───── DATASET CONTENT ─────

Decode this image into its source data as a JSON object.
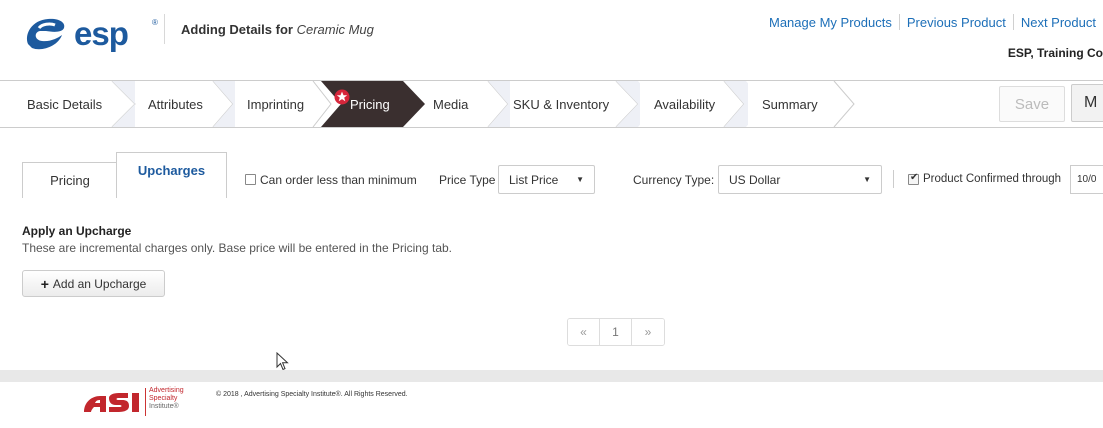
{
  "header": {
    "logo_text": "esp",
    "title_prefix": "Adding Details for",
    "product_name": "Ceramic Mug",
    "links": [
      "Manage My Products",
      "Previous Product",
      "Next Product"
    ],
    "company": "ESP, Training Co"
  },
  "wizard": {
    "steps": [
      "Basic Details",
      "Attributes",
      "Imprinting",
      "Pricing",
      "Media",
      "SKU & Inventory",
      "Availability",
      "Summary"
    ],
    "active_step": "Pricing",
    "save_label": "Save",
    "more_label": "M"
  },
  "tabs": {
    "pricing": "Pricing",
    "upcharges": "Upcharges",
    "active": "Upcharges"
  },
  "options": {
    "min_order_label": "Can order less than minimum",
    "min_order_checked": false,
    "price_type_label": "Price Type",
    "price_type_value": "List Price",
    "currency_label": "Currency Type:",
    "currency_value": "US Dollar",
    "confirmed_label": "Product Confirmed through",
    "confirmed_checked": true,
    "confirmed_date": "10/0"
  },
  "upcharge": {
    "title": "Apply an Upcharge",
    "description": "These are incremental charges only. Base price will be entered in the Pricing tab.",
    "add_button": "Add an Upcharge"
  },
  "pagination": {
    "prev": "«",
    "page": "1",
    "next": "»"
  },
  "footer": {
    "asi_line1": "Advertising",
    "asi_line2": "Specialty",
    "asi_line3": "Institute®",
    "copyright": "© 2018 , Advertising Specialty Institute®. All Rights Reserved."
  },
  "colors": {
    "brand_blue": "#1d5a9e",
    "link_blue": "#1d6fb8",
    "active_step_bg": "#3a2f2f",
    "asi_red": "#c2272d"
  }
}
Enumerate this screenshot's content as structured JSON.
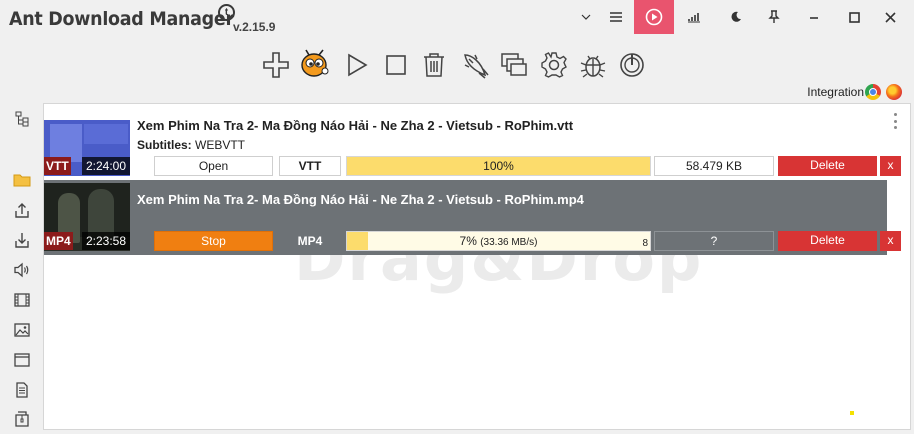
{
  "app": {
    "title": "Ant Download Manager",
    "version": "v.2.15.9",
    "logo_letter": "t"
  },
  "integration": {
    "label": "Integration"
  },
  "watermark": "Drag&Drop",
  "downloads": [
    {
      "filename": "Xem Phim Na Tra 2- Ma Đồng Náo Hải - Ne Zha 2 - Vietsub - RoPhim.vtt",
      "subtitles_label": "Subtitles:",
      "subtitles_value": "WEBVTT",
      "badge": "VTT",
      "duration": "2:24:00",
      "action": "Open",
      "format": "VTT",
      "progress_percent": 100,
      "progress_text": "100%",
      "size": "58.479 KB",
      "delete": "Delete",
      "remove": "x"
    },
    {
      "filename": "Xem Phim Na Tra 2- Ma Đồng Náo Hải - Ne Zha 2 - Vietsub - RoPhim.mp4",
      "badge": "MP4",
      "duration": "2:23:58",
      "action": "Stop",
      "format": "MP4",
      "progress_percent": 7,
      "progress_text": "7%",
      "progress_speed": "(33.36 MB/s)",
      "connections": "8",
      "size": "?",
      "delete": "Delete",
      "remove": "x"
    }
  ],
  "colors": {
    "accent_red": "#e9546e",
    "delete_red": "#d83434",
    "stop_orange": "#f07f11",
    "progress_yellow": "#fcdc6c",
    "selected_row": "#6d7276"
  },
  "icons": {
    "toolbar": [
      "plus-icon",
      "ant-icon",
      "play-icon",
      "stop-icon",
      "trash-icon",
      "rocket-icon",
      "windows-icon",
      "gear-icon",
      "bug-icon",
      "power-icon"
    ],
    "sidebar": [
      "tree-icon",
      "folder-icon",
      "upload-icon",
      "download-icon",
      "audio-icon",
      "video-icon",
      "image-icon",
      "window-icon",
      "document-icon",
      "archive-icon"
    ]
  }
}
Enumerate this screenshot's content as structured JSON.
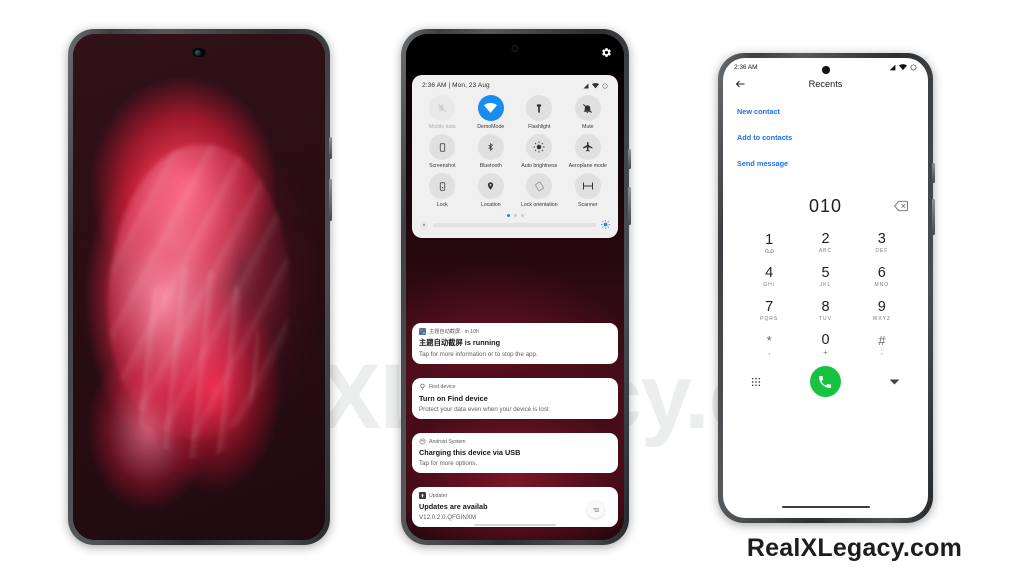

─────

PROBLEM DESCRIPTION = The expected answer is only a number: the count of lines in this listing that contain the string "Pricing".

OUTPUT OF THE TASK = 4